Located in the city’s downtown, next to the Zocodover square and the Cervantes’ statue, the Santa Cruz Museum is a compulsory visit while in Toledo.
It is an old convent that was converted into a museum that houses various interesting exhibits throughout the year: painting, sculpture, historical representations.
It is also a museum that organizes didactic exhibits so that schools and children can learn more about history and culture while having a good time.
Crossing the Alcántara Bridge from the old part of Toledo, we find ourselves in the San Servando Castle. The castle is a fortress of the 14th Century built over a previous Muslim castle, whose foundations still remain in place.
This Muslim castle was built over a Visigoth church, and this one over a Roman fortress…of all these “states” there are remains in the mortar and structure that let us imagine the strategic importance of the castle’s enclave.
As years went by, the castle became the property of the king in order to defend Toledo, but in the 19th Century one of its walls sank and it was destined to be a gunpowder warehouse. It was almost sold for 3000 pesetas (about 18 Euros), but fortunately it was declared National Monument.
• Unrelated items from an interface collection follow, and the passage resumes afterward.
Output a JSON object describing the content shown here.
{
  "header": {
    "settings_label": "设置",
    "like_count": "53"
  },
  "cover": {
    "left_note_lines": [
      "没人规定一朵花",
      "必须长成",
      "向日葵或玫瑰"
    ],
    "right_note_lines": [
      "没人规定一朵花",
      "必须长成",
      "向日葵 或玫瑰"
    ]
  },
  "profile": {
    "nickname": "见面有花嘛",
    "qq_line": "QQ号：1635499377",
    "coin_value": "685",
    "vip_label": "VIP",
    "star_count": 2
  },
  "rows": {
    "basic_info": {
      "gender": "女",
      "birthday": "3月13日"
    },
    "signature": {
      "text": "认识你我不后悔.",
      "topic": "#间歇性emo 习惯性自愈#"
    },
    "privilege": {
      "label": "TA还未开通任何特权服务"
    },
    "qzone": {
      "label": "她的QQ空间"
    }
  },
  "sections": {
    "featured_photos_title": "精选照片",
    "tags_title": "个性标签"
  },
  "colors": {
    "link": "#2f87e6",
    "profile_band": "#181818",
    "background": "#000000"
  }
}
It can now be visited when previously scheduled and the most fascinating part is that a part of the castle has become a REAJ guesthouse! I haven’t slept there yet, but I think it must be a unique (and cheap) experience. Who has never dreamed of sleeping in a castle?
Built in the 17th Century in a baroque style, this work of art is dedicated to the council of the city of Toledo.
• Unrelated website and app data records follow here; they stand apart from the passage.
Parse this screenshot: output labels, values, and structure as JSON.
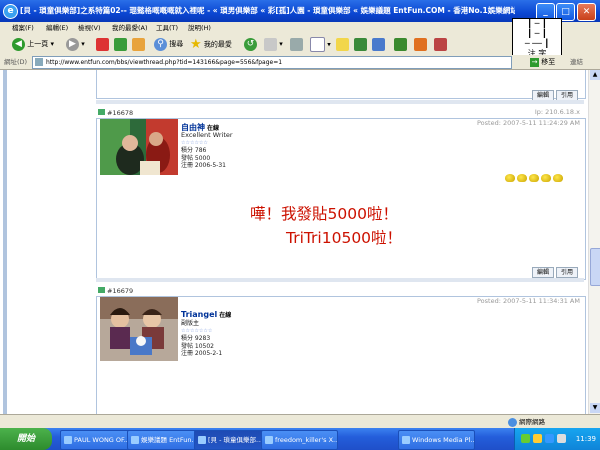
{
  "window": {
    "title": "[貝 - 瑣童俱樂部]之系特篇02-- 琨懿格嘅嘅嘅就入裡呢 - « 瑣男俱樂部 « 彩[孤]人園 - 瑣童俱樂部 « 娛樂議題 EntFun.COM - 香港No.1娛樂網站 - Microsoft Inte..."
  },
  "menu": {
    "items": [
      "檔案(F)",
      "編輯(E)",
      "檢視(V)",
      "我的最愛(A)",
      "工具(T)",
      "說明(H)"
    ]
  },
  "ime": {
    "line1": "┃ ─ ┃",
    "line2": "┃ ─ ┃",
    "line3": "─ ── ┃",
    "line4": "注 字"
  },
  "toolbar": {
    "back_label": "上一頁",
    "search_label": "搜尋",
    "favorites_label": "我的最愛"
  },
  "address": {
    "label": "網址(D)",
    "url": "http://www.entfun.com/bbs/viewthread.php?tid=143166&page=556&fpage=1",
    "go_label": "移至",
    "links_label": "連結"
  },
  "buttons": {
    "edit": "編輯",
    "quote": "引用"
  },
  "posts": [
    {
      "number": "#16678",
      "ip": "Ip: 210.6.18.x",
      "posted": "Posted: 2007-5-11 11:24:29 AM",
      "username": "自由神",
      "online": "在線",
      "title": "Excellent Writer",
      "stars": "☆☆☆☆☆☆",
      "points": "積分 786",
      "posts": "發帖 5000",
      "registered": "注冊 2006-5-31",
      "message_line1": "嘩！我發貼5000啦！",
      "message_line2": "TriTri10500啦！"
    },
    {
      "number": "#16679",
      "posted": "Posted: 2007-5-11 11:34:31 AM",
      "username": "Triangel",
      "online": "在線",
      "title": "副版主",
      "stars": "☆☆☆☆☆☆☆",
      "points": "積分 9283",
      "posts": "發帖 10502",
      "registered": "注冊 2005-2-1"
    }
  ],
  "statusbar": {
    "zone": "網際網路"
  },
  "taskbar": {
    "start": "開始",
    "tasks": [
      "PAUL WONG OF...",
      "娛樂議題 EntFun...",
      "[貝 - 瑣童俱樂部...",
      "freedom_killer's X...",
      "Windows Media Pl..."
    ],
    "clock": "11:39"
  },
  "colors": {
    "accent": "#0a46d2",
    "message": "#cc1100",
    "username": "#003399"
  }
}
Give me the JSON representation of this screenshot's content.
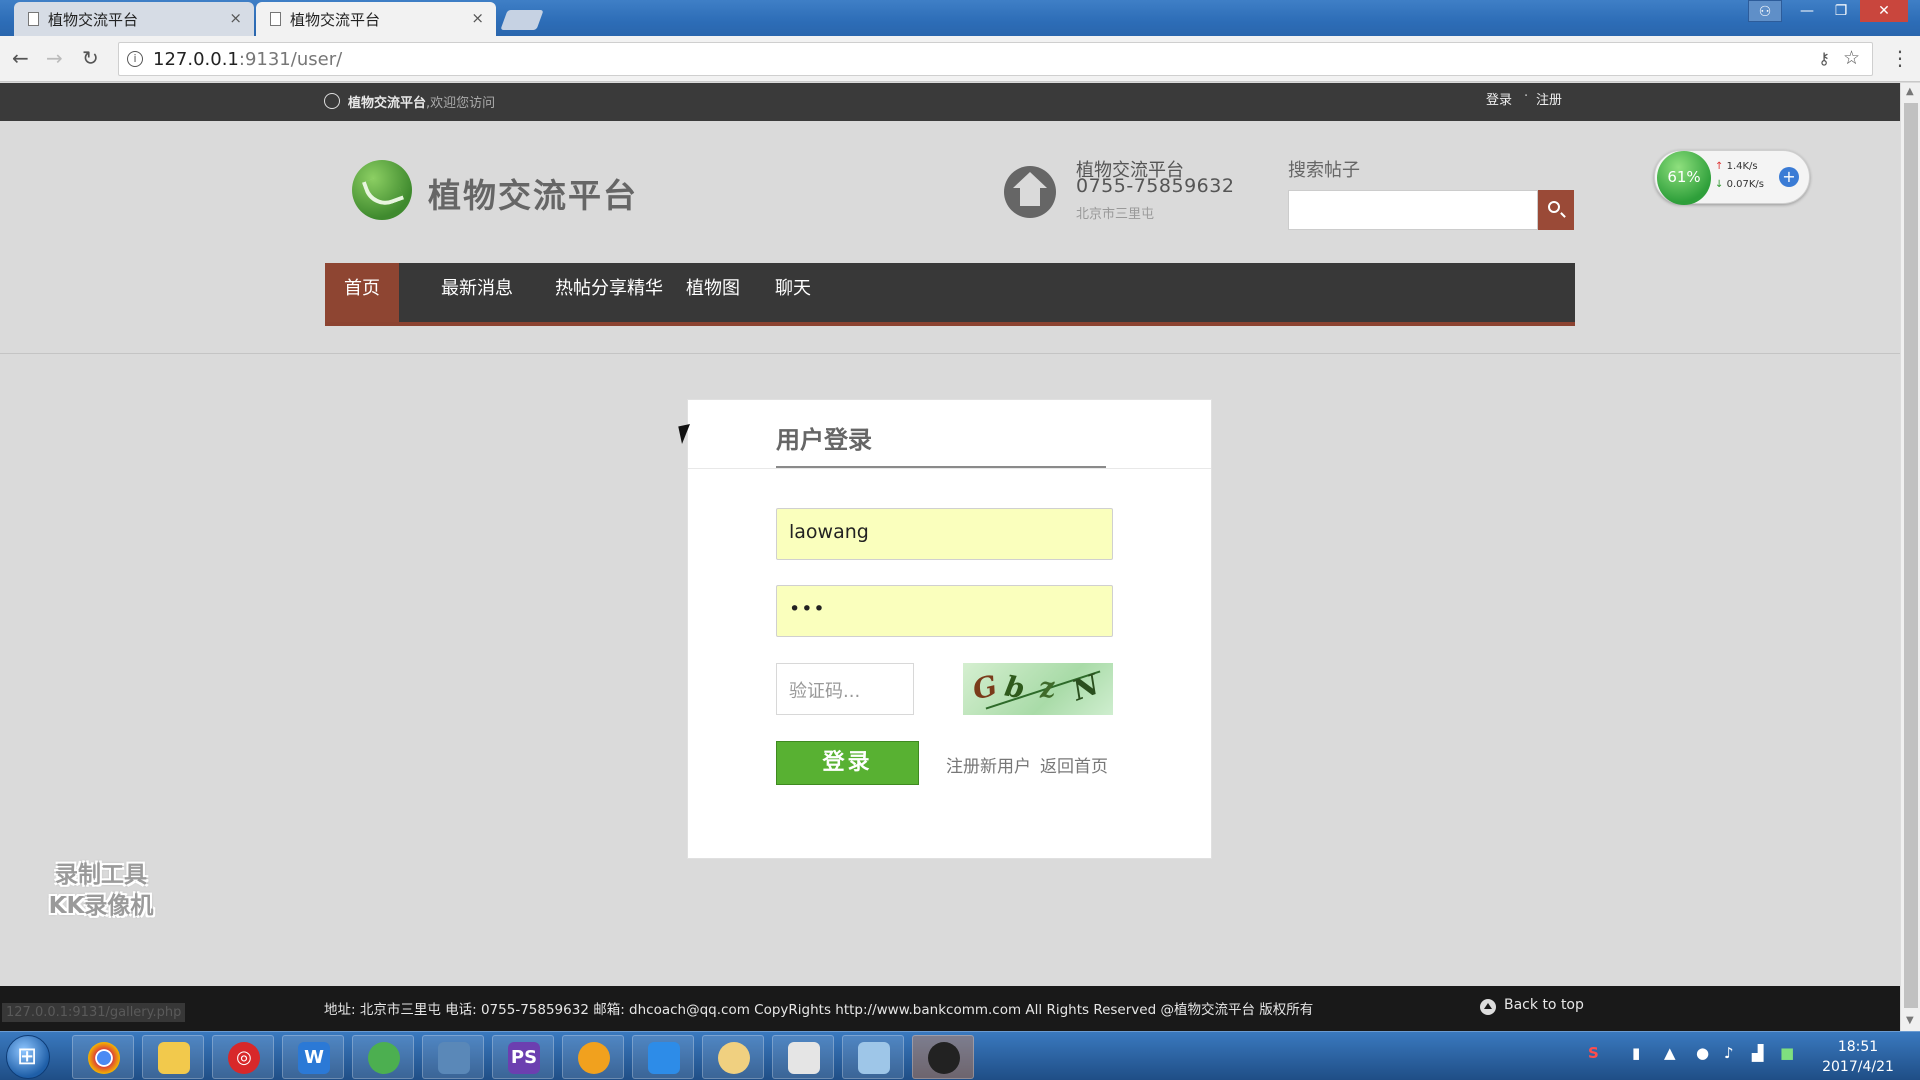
{
  "browser": {
    "tabs": [
      {
        "title": "植物交流平台",
        "close": "×"
      },
      {
        "title": "植物交流平台",
        "close": "×"
      }
    ],
    "url_host": "127.0.0.1",
    "url_path": ":9131/user/",
    "window_controls": {
      "min": "—",
      "max": "❐",
      "close": "✕",
      "user": "⚇"
    }
  },
  "topstrip": {
    "site_name": "植物交流平台",
    "welcome": ",欢迎您访问",
    "login": "登录",
    "dot": "·",
    "register": "注册"
  },
  "header": {
    "logo_text": "植物交流平台",
    "contact_name": "植物交流平台",
    "contact_phone": "0755-75859632",
    "contact_address": "北京市三里屯",
    "search_label": "搜索帖子",
    "search_value": ""
  },
  "netwidget": {
    "percent": "61%",
    "up": "1.4K/s",
    "down": "0.07K/s"
  },
  "nav": [
    {
      "label": "首页",
      "active": true
    },
    {
      "label": "最新消息",
      "active": false
    },
    {
      "label": "热帖分享精华",
      "active": false
    },
    {
      "label": "植物图",
      "active": false
    },
    {
      "label": "聊天",
      "active": false
    }
  ],
  "login": {
    "title": "用户登录",
    "username": "laowang",
    "password": "•••",
    "captcha_placeholder": "验证码...",
    "captcha_chars": [
      "G",
      "b",
      "z",
      "N"
    ],
    "submit": "登录",
    "register_link": "注册新用户",
    "home_link": "返回首页"
  },
  "watermark": {
    "line1": "录制工具",
    "line2": "KK录像机"
  },
  "footer": {
    "text": "地址: 北京市三里屯  电话: 0755-75859632    邮箱: dhcoach@qq.com CopyRights http://www.bankcomm.com All Rights Reserved @植物交流平台 版权所有",
    "back_to_top": "Back to top"
  },
  "status_url": "127.0.0.1:9131/gallery.php",
  "taskbar": {
    "apps": [
      "chrome",
      "explorer",
      "netease-music",
      "wps-writer",
      "green-app",
      "photo-viewer",
      "phpstorm",
      "qq-browser",
      "feishu-bird",
      "palette",
      "reader",
      "notepad",
      "kk-recorder"
    ],
    "clock_time": "18:51",
    "clock_date": "2017/4/21"
  },
  "colors": {
    "accent_brown": "#8e4532",
    "nav_bg": "#383838",
    "login_green": "#58b132",
    "autofill_yellow": "#faffbd"
  }
}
It is also known as “the church of the Jesuits”. It was used to be called the Church of John the Baptist, but after the confiscation of Mendizábal, its name changed to San Ildefonso.
Here is buried the famous historian Juan de Mariana, also known as Padre Ripalba. The church has two towers that constitute one of the tallest buildings in Toledo. You can access them by climbing the steep and narrow stairs, which are worth the effort once you are up there.
We discover an impressive view that few places in Toledo can offer. It is located less than five minutes away from the cathedral and the Comercio Street, which make it easy to find. It is definitely one of Toledo’s most visited churches.
If you get to the city by train or bus, you barely need to venture out of the station to spot some of the most beautiful things to see in Toledo. The historic town is located on a hill overlooking the rest of the city, so the city tour begins at this very moment in which we step off the train.
After crossing the Alcantara Bridge, you can travel up to the historic town along seemingly endless stairs. Immediately you're greeted by one of the finest Toledo attractions, the statue of Don Quixote that welcomes visitors to the city. Enter the famous Plaza Zocodover, where you can find plenty of exciting things to do in Toledo. In this square you'll find regular markets and many activities, as well as plenty of good spots to have a drink.
The old town's narrow, winding streets provide you with plenty of stuff to do in Toledo: wandering among the streets of Juderia and getting lost in them is almost mandatory. In this same area there are two synagogues that are high on the list of places to visit in Toledo, the synagogue of Santa Maria la Blanca and the Synagogue of El Transito. For more religious attractions in Toledo, the cathedral is huge, but you can't miss the small Church of Saint Tome, where you can see one of the most famous paintings of El Greco, The Burial of the Count of Orgaz.
Lovers of art and painting will find more Toledo activities to suit their tastes, like a visit to the House and Museum of El Greco, where some of his masterpieces are on display. El Alcazar is another place to see in Toledo, an imposing building of military origin which now houses the Army Museum. The mosque, the walls, and the Plaza del Ayuntamiento are just a few of the numerous monuments, so take your map, get out your list of what to do in Toledo, and enjoy your trip!
For more ideas of what to do in Toledo, be sure to visit Minube.